Two types of sexual harassment
According to the EEOC, there are two types of sexual harassment. The first, “quid pro quo” harassment, occurs when one is asked to submit to unwelcome sexual conduct to gain or retain some employment benefit. The second is referred to as “hostile environment.” This is the type that we have largely spoken about in the other two posts in this series. In this type, sexual harassment creates an intimidating, hostile or offensive working environment.
What is sexual favoritism?
In quid pro quo sexual harassment situations, sexual favoritism refers to the benefits that one receives from giving in to sexual advances and requests to the detriment of those that do not.

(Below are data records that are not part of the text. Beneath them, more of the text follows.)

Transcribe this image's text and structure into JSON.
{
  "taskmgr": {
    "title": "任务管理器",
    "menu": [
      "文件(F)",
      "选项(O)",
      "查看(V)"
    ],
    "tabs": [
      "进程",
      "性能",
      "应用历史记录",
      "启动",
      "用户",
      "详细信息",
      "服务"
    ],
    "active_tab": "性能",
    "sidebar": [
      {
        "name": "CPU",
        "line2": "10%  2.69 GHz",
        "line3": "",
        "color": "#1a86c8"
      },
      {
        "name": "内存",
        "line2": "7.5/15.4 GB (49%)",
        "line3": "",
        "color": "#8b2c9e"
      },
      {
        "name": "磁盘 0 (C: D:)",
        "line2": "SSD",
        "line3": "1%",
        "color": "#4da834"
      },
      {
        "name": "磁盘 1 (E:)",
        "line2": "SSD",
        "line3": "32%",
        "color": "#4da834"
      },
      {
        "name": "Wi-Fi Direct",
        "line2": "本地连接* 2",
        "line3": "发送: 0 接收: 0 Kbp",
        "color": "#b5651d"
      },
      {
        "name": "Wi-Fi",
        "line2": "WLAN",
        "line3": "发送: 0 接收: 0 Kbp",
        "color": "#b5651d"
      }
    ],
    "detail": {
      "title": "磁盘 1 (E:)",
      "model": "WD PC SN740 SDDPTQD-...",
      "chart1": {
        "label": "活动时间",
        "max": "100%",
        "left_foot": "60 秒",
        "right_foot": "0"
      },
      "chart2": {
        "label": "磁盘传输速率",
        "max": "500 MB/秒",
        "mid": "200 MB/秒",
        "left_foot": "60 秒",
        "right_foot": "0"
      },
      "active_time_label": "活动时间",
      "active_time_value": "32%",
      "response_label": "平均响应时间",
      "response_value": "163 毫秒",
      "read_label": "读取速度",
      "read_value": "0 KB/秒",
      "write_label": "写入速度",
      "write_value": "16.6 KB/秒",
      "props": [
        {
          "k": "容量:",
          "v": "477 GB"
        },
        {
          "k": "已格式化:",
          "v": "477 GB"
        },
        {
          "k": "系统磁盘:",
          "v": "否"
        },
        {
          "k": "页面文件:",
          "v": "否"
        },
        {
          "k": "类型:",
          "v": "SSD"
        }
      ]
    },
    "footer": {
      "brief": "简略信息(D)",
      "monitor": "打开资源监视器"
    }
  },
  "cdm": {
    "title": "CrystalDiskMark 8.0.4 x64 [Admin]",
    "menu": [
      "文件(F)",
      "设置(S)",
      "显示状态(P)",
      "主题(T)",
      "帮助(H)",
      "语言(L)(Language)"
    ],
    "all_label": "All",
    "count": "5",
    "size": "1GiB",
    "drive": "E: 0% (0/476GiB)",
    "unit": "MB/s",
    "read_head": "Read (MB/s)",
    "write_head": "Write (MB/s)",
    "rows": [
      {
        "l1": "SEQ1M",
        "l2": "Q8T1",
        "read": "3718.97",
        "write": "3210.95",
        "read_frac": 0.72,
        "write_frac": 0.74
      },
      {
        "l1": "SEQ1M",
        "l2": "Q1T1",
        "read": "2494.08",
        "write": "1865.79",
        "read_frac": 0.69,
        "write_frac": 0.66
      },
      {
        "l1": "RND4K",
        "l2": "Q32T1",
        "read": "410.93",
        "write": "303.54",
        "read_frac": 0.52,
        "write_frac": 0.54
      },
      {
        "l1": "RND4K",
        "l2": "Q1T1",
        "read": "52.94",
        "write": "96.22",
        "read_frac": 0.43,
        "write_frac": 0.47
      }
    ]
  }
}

For example, a manager promotes your co-worker who performed a sexual act after you refused. If this practice is pervasive enough, it could qualify as hostile workforce discrimination, as well. In these situations, the person that did not receive the benefit may sue the employer for unlawful sex discrimination.
Willing paramour versus coercion
The crux of one’s case may fall on whether the person that received the benefit was a consensual romantic partner (a so-called paramour), or a coerced sexual partner. Some courts find that an isolated incident of favoritism toward a consensual partner, while unfair, is not discriminatory. The logic is that both genders are equally disadvantaged by the relationship, which means the act cannot be sex-based discrimination.
Coerced favoritism may constitute quid pro quo
On the other hand, if the employee submits to unwelcome sexual advances for such an employee benefit, then the other similarly qualified same-sex employees may have a case of illegal sexual favoritism based on quid pro quo. In other words, to qualify for the employee benefit, the employee had to first grant the requested sexual favors, which is a condition not placed on those of the opposite sex.